## Task description:
Every line of the data that contains the string "Real" must be copied.

::::::::

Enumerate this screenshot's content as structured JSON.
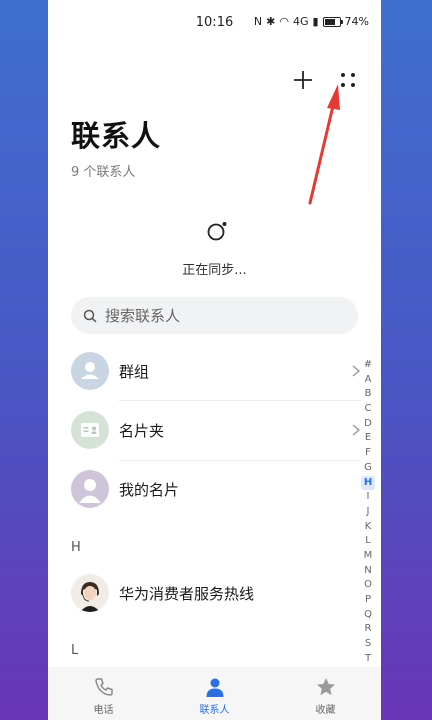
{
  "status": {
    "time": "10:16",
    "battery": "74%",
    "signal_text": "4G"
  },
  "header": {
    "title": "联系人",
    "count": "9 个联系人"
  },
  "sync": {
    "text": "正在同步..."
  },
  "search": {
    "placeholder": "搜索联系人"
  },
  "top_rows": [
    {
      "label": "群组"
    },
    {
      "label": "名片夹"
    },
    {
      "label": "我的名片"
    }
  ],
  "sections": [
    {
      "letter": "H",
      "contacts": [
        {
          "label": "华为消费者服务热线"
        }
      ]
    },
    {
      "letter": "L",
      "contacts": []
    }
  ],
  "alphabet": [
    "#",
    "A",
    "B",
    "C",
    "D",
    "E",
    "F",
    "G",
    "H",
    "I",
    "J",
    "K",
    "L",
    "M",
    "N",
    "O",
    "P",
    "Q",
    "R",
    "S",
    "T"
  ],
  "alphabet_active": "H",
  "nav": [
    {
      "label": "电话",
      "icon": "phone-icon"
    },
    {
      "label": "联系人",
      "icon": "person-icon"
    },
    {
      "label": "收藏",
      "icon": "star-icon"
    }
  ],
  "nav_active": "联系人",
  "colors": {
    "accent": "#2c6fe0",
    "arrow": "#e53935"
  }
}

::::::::

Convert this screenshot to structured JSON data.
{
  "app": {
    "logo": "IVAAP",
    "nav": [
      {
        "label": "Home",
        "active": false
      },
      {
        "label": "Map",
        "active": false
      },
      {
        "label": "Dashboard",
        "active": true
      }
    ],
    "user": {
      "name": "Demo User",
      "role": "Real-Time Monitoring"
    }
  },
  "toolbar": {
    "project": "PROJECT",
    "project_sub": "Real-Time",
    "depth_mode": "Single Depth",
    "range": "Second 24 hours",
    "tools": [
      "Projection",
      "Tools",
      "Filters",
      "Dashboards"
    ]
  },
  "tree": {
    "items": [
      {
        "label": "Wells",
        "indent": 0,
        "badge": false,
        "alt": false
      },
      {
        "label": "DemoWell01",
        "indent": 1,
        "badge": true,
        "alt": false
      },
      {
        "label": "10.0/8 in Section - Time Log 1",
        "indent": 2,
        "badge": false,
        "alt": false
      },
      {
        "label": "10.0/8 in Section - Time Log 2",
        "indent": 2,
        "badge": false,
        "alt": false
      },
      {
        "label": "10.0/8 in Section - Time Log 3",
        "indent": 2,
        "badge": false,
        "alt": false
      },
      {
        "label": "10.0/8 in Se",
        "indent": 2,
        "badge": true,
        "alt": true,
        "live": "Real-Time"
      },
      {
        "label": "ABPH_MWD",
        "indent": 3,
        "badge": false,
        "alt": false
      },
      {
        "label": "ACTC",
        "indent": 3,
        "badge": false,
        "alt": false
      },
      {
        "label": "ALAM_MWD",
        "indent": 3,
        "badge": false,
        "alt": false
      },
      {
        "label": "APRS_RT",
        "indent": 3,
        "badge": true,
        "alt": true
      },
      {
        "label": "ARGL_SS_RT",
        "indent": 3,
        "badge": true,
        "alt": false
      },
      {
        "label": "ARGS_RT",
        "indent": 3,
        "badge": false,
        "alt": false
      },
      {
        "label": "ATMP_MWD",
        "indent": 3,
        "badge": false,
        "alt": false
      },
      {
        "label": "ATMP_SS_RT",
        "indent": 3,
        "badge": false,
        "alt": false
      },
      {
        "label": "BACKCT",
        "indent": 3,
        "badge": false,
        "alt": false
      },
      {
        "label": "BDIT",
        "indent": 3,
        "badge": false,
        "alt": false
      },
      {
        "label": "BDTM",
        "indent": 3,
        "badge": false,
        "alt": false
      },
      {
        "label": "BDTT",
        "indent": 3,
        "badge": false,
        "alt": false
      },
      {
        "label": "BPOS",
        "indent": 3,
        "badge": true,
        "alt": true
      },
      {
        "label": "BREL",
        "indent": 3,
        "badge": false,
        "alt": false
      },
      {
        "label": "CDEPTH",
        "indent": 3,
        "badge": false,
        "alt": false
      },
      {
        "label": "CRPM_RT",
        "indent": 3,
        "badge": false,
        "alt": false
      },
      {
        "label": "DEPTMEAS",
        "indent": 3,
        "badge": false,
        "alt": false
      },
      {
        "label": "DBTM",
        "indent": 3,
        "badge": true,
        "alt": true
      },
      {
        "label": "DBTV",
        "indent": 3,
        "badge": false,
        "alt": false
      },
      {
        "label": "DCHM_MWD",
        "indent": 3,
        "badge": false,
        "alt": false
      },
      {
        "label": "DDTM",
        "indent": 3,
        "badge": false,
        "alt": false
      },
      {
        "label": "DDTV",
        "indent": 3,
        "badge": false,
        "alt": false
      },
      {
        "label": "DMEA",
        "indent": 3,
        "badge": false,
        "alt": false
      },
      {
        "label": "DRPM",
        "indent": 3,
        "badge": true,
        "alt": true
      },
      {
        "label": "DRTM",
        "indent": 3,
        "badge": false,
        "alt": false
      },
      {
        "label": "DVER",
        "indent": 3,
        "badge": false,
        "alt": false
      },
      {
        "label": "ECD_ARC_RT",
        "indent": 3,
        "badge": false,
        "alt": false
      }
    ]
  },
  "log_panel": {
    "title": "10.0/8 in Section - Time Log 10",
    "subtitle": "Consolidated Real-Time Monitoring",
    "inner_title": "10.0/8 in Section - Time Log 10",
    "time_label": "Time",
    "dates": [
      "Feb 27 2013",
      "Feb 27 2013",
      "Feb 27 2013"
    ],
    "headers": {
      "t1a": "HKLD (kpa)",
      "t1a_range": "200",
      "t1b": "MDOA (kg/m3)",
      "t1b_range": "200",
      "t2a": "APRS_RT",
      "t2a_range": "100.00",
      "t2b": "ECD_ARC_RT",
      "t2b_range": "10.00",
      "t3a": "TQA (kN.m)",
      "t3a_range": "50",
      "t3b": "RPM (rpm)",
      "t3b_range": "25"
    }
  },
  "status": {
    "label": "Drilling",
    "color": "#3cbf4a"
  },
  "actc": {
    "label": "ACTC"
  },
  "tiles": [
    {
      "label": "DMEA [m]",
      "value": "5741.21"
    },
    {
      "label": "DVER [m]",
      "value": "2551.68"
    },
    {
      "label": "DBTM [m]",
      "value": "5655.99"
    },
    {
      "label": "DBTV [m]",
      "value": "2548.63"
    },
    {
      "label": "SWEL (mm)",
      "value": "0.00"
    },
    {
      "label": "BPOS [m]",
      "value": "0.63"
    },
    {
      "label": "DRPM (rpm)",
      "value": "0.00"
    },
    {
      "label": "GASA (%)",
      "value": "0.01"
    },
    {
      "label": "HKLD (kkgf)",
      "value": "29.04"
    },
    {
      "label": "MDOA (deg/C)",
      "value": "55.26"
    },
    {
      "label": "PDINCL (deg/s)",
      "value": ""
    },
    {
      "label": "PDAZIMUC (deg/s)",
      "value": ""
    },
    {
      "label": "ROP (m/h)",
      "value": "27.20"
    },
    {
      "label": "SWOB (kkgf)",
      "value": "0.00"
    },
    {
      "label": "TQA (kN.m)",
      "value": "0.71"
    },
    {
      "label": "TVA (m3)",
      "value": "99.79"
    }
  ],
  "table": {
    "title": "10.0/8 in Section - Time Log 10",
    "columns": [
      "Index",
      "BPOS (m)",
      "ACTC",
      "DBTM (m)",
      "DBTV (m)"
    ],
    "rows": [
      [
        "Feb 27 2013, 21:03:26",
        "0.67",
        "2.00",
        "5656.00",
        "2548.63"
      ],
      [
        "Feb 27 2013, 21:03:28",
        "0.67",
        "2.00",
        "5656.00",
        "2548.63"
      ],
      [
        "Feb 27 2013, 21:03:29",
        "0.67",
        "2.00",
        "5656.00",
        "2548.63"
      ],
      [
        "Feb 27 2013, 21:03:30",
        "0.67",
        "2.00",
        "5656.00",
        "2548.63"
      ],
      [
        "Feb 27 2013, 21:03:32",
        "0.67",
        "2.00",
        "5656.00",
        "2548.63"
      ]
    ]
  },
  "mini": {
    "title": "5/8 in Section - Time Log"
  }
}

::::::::

## Written response:
      "role": "Real-Time Monitoring"
    "project_sub": "Real-Time",
        "live": "Real-Time"
    "subtitle": "Consolidated Real-Time Monitoring",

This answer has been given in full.